Each line of the records that includes "JSON" should be found and copied.

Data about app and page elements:
........

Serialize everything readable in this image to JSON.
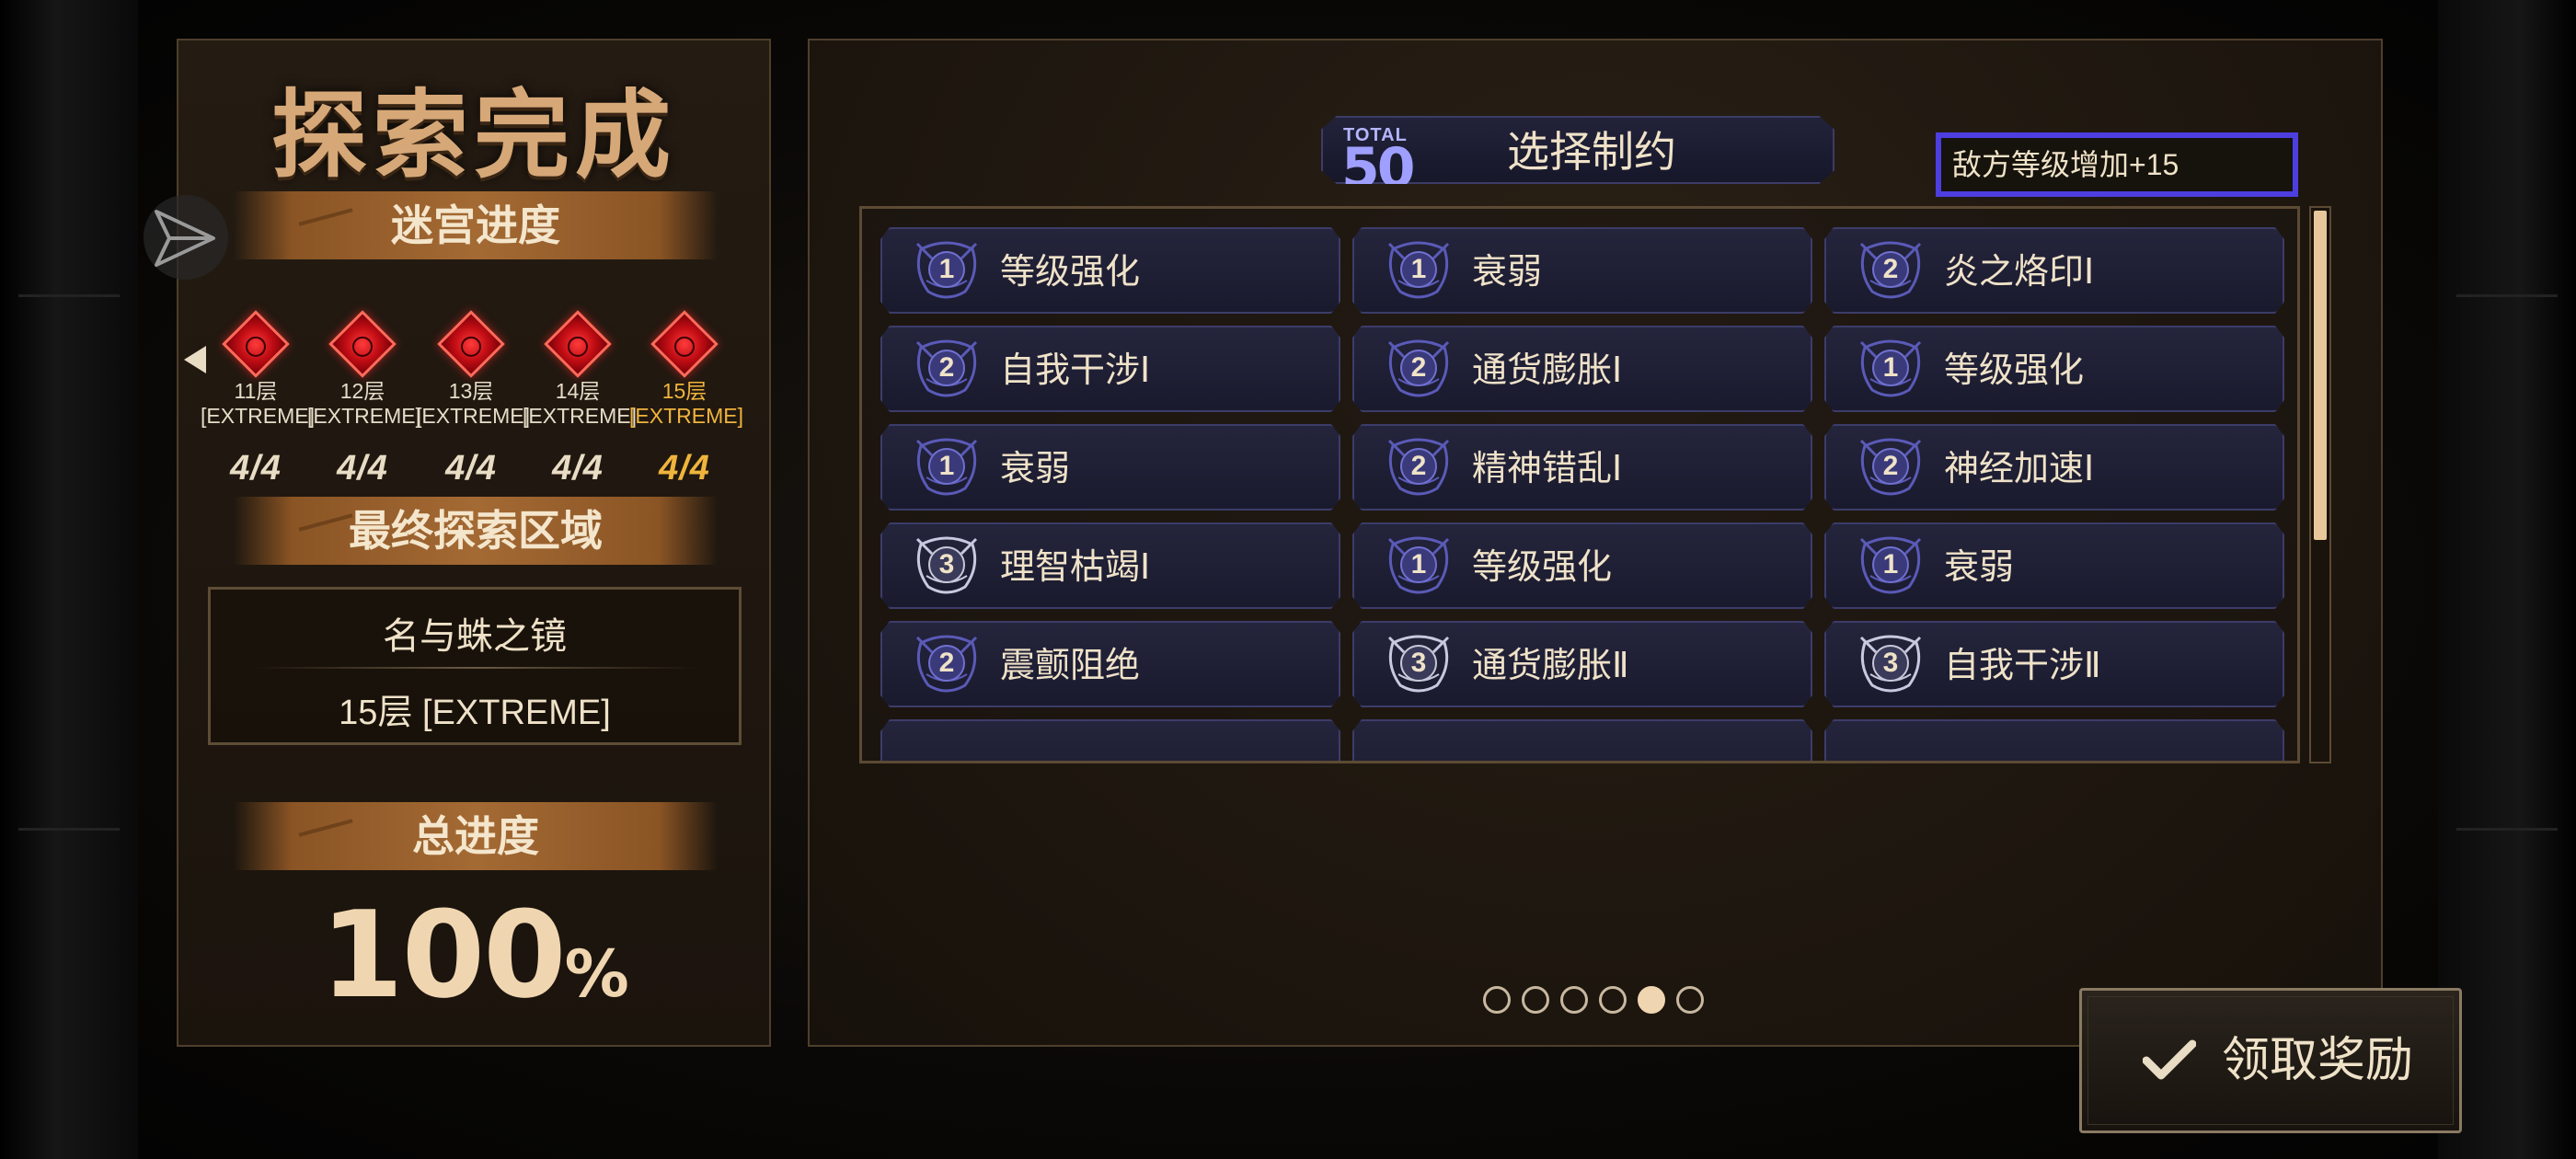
{
  "left": {
    "title": "探索完成",
    "maze_progress_label": "迷宫进度",
    "floors": [
      {
        "name": "11层",
        "difficulty": "[EXTREME]",
        "count": "4/4",
        "active": false
      },
      {
        "name": "12层",
        "difficulty": "[EXTREME]",
        "count": "4/4",
        "active": false
      },
      {
        "name": "13层",
        "difficulty": "[EXTREME]",
        "count": "4/4",
        "active": false
      },
      {
        "name": "14层",
        "difficulty": "[EXTREME]",
        "count": "4/4",
        "active": false
      },
      {
        "name": "15层",
        "difficulty": "[EXTREME]",
        "count": "4/4",
        "active": true
      }
    ],
    "final_area_label": "最终探索区域",
    "final_area_name": "名与蛛之镜",
    "final_area_floor": "15层 [EXTREME]",
    "total_progress_label": "总进度",
    "total_progress_value": "100",
    "total_progress_unit": "%"
  },
  "right": {
    "total_label": "TOTAL",
    "total_value": "50",
    "select_title": "选择制约",
    "enemy_level_text": "敌方等级增加+15",
    "constraints": [
      {
        "level": "1",
        "label": "等级强化"
      },
      {
        "level": "1",
        "label": "衰弱"
      },
      {
        "level": "2",
        "label": "炎之烙印Ⅰ"
      },
      {
        "level": "2",
        "label": "自我干涉Ⅰ"
      },
      {
        "level": "2",
        "label": "通货膨胀Ⅰ"
      },
      {
        "level": "1",
        "label": "等级强化"
      },
      {
        "level": "1",
        "label": "衰弱"
      },
      {
        "level": "2",
        "label": "精神错乱Ⅰ"
      },
      {
        "level": "2",
        "label": "神经加速Ⅰ"
      },
      {
        "level": "3",
        "label": "理智枯竭Ⅰ"
      },
      {
        "level": "1",
        "label": "等级强化"
      },
      {
        "level": "1",
        "label": "衰弱"
      },
      {
        "level": "2",
        "label": "震颤阻绝"
      },
      {
        "level": "3",
        "label": "通货膨胀Ⅱ"
      },
      {
        "level": "3",
        "label": "自我干涉Ⅱ"
      }
    ],
    "scroll_fraction_visible": 0.6,
    "pager": {
      "total": 6,
      "active_index": 4
    },
    "claim_button_label": "领取奖励"
  },
  "icons": {
    "share": "share-icon",
    "back": "arrow-left-icon",
    "check": "checkmark-icon",
    "floor_marker": "diamond-seal-icon",
    "constraint_emblem": "ornate-emblem-icon"
  },
  "colors": {
    "accent_gold": "#f0b43c",
    "title_orange": "#d6a878",
    "card_bg": "#1a1a2e",
    "enemy_box_border": "#4d3ee0",
    "floor_marker_red": "#c10d14"
  }
}
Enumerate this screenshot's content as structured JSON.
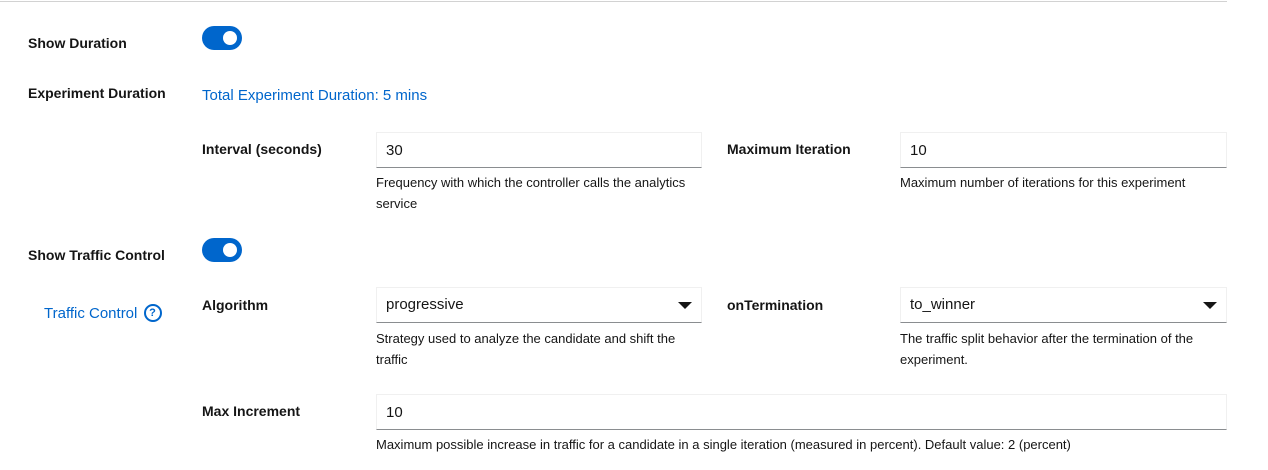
{
  "show_duration": {
    "label": "Show Duration",
    "enabled": true
  },
  "experiment_duration": {
    "label": "Experiment Duration",
    "total_text": "Total Experiment Duration: 5 mins"
  },
  "interval": {
    "label": "Interval (seconds)",
    "value": "30",
    "helper": "Frequency with which the controller calls the analytics service"
  },
  "max_iteration": {
    "label": "Maximum Iteration",
    "value": "10",
    "helper": "Maximum number of iterations for this experiment"
  },
  "show_traffic_control": {
    "label": "Show Traffic Control",
    "enabled": true
  },
  "traffic_control": {
    "label": "Traffic Control",
    "help_icon": "question-circle-icon"
  },
  "algorithm": {
    "label": "Algorithm",
    "value": "progressive",
    "helper": "Strategy used to analyze the candidate and shift the traffic"
  },
  "on_termination": {
    "label": "onTermination",
    "value": "to_winner",
    "helper": "The traffic split behavior after the termination of the experiment."
  },
  "max_increment": {
    "label": "Max Increment",
    "value": "10",
    "helper": "Maximum possible increase in traffic for a candidate in a single iteration (measured in percent). Default value: 2 (percent)"
  },
  "colors": {
    "accent": "#0066cc",
    "text": "#151515",
    "border": "#8a8d90"
  }
}
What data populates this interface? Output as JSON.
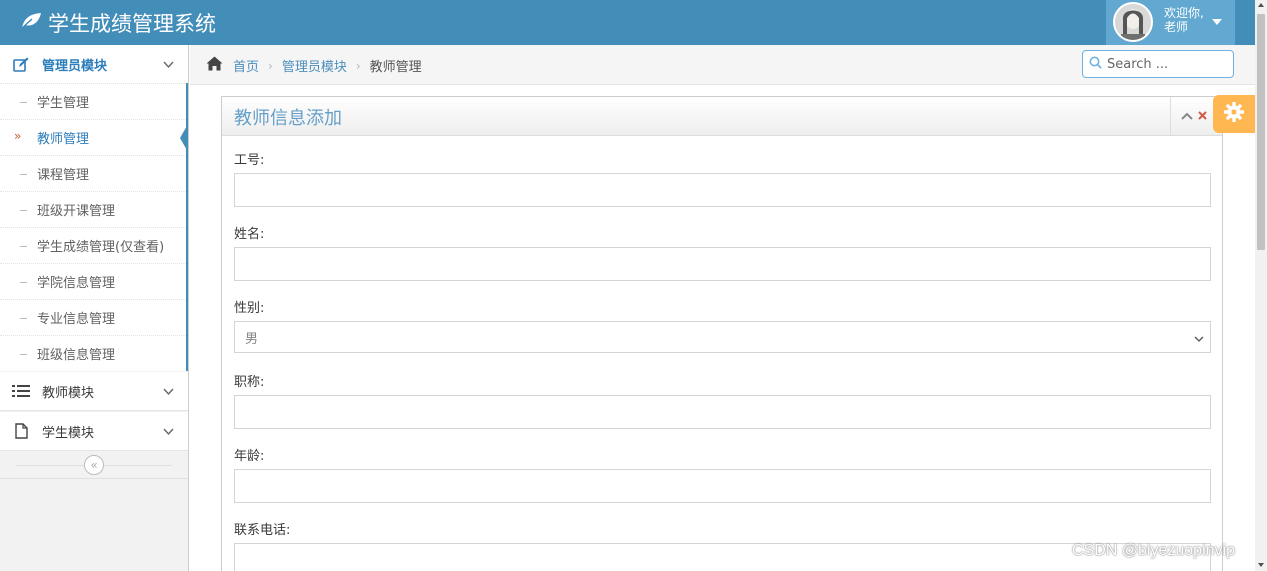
{
  "app": {
    "title": "学生成绩管理系统",
    "user_greeting": "欢迎你,",
    "user_name": "老师"
  },
  "sidebar": {
    "groups": [
      {
        "label": "管理员模块",
        "icon": "pencil-square-icon",
        "expanded": true,
        "items": [
          {
            "label": "学生管理"
          },
          {
            "label": "教师管理",
            "active": true
          },
          {
            "label": "课程管理"
          },
          {
            "label": "班级开课管理"
          },
          {
            "label": "学生成绩管理(仅查看)"
          },
          {
            "label": "学院信息管理"
          },
          {
            "label": "专业信息管理"
          },
          {
            "label": "班级信息管理"
          }
        ]
      },
      {
        "label": "教师模块",
        "icon": "list-icon",
        "expanded": false
      },
      {
        "label": "学生模块",
        "icon": "file-icon",
        "expanded": false
      }
    ],
    "collapse_glyph": "«"
  },
  "breadcrumbs": {
    "home": "首页",
    "section": "管理员模块",
    "current": "教师管理"
  },
  "search": {
    "placeholder": "Search ..."
  },
  "widget": {
    "title": "教师信息添加",
    "fields": [
      {
        "label": "工号:",
        "value": ""
      },
      {
        "label": "姓名:",
        "value": ""
      },
      {
        "label": "性别:",
        "value": "男",
        "type": "select"
      },
      {
        "label": "职称:",
        "value": ""
      },
      {
        "label": "年龄:",
        "value": ""
      },
      {
        "label": "联系电话:",
        "value": ""
      }
    ]
  },
  "watermark": "CSDN @biyezuopinvip",
  "colors": {
    "navbar": "#438eb9",
    "user_box": "#62a8d1",
    "accent_link": "#2b7dbc",
    "settings": "#ffb752",
    "close": "#d15b47"
  }
}
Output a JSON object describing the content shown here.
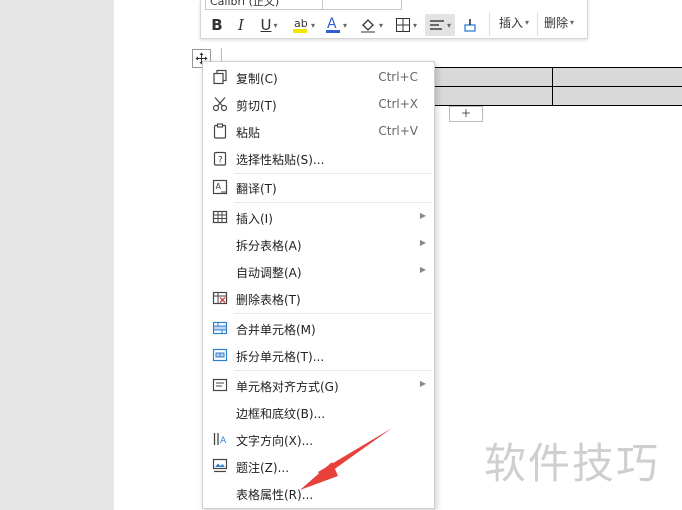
{
  "toolbar": {
    "font_name": "Calibri (正文)",
    "insert_label": "插入",
    "delete_label": "删除",
    "bold": "B",
    "italic": "I",
    "underline": "U",
    "font_color": "A"
  },
  "table": {
    "add_row_label": "+"
  },
  "menu": {
    "items": [
      {
        "label": "复制(C)",
        "shortcut": "Ctrl+C",
        "icon": "copy-icon"
      },
      {
        "label": "剪切(T)",
        "shortcut": "Ctrl+X",
        "icon": "cut-icon"
      },
      {
        "label": "粘贴",
        "shortcut": "Ctrl+V",
        "icon": "paste-icon"
      },
      {
        "label": "选择性粘贴(S)...",
        "shortcut": "",
        "icon": "paste-special-icon"
      },
      {
        "label": "翻译(T)",
        "shortcut": "",
        "icon": "translate-icon"
      },
      {
        "label": "插入(I)",
        "shortcut": "",
        "icon": "table-insert-icon"
      },
      {
        "label": "拆分表格(A)",
        "shortcut": "",
        "icon": ""
      },
      {
        "label": "自动调整(A)",
        "shortcut": "",
        "icon": ""
      },
      {
        "label": "删除表格(T)",
        "shortcut": "",
        "icon": "table-delete-icon"
      },
      {
        "label": "合并单元格(M)",
        "shortcut": "",
        "icon": "merge-cells-icon"
      },
      {
        "label": "拆分单元格(T)...",
        "shortcut": "",
        "icon": "split-cells-icon"
      },
      {
        "label": "单元格对齐方式(G)",
        "shortcut": "",
        "icon": "cell-align-icon"
      },
      {
        "label": "边框和底纹(B)...",
        "shortcut": "",
        "icon": ""
      },
      {
        "label": "文字方向(X)...",
        "shortcut": "",
        "icon": "text-direction-icon"
      },
      {
        "label": "题注(Z)...",
        "shortcut": "",
        "icon": "caption-icon"
      },
      {
        "label": "表格属性(R)...",
        "shortcut": "",
        "icon": ""
      }
    ]
  },
  "watermark": "软件技巧",
  "colors": {
    "highlight": "#f5e600",
    "font_color": "#2f5fd0",
    "arrow": "#e8413c",
    "table_fill": "#d9d9d9"
  }
}
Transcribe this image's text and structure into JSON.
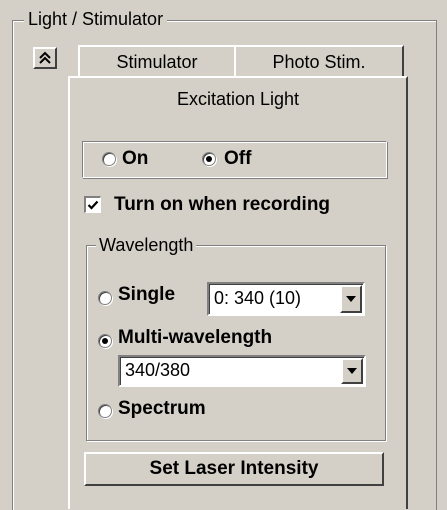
{
  "group": {
    "title": "Light / Stimulator"
  },
  "collapse_button": {
    "icon": "double-chevron-up-icon"
  },
  "tabs": [
    {
      "label": "Stimulator"
    },
    {
      "label": "Photo Stim."
    },
    {
      "label": "Excitation Light",
      "selected": true
    }
  ],
  "power": {
    "on_label": "On",
    "off_label": "Off",
    "selected": "Off"
  },
  "turn_on_recording": {
    "label": "Turn on when recording",
    "checked": true
  },
  "wavelength": {
    "legend": "Wavelength",
    "single_label": "Single",
    "single_value": "0: 340 (10)",
    "multi_label": "Multi-wavelength",
    "multi_value": "340/380",
    "spectrum_label": "Spectrum",
    "selected": "Multi-wavelength"
  },
  "laser_button": {
    "label": "Set Laser Intensity"
  }
}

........

Exercise output:
Serialize everything readable in this image to JSON.
Enumerate this screenshot's content as structured JSON.
What data populates this interface? Output as JSON.
Output a JSON object describing the content shown here.
Transcribe this image's text and structure into JSON.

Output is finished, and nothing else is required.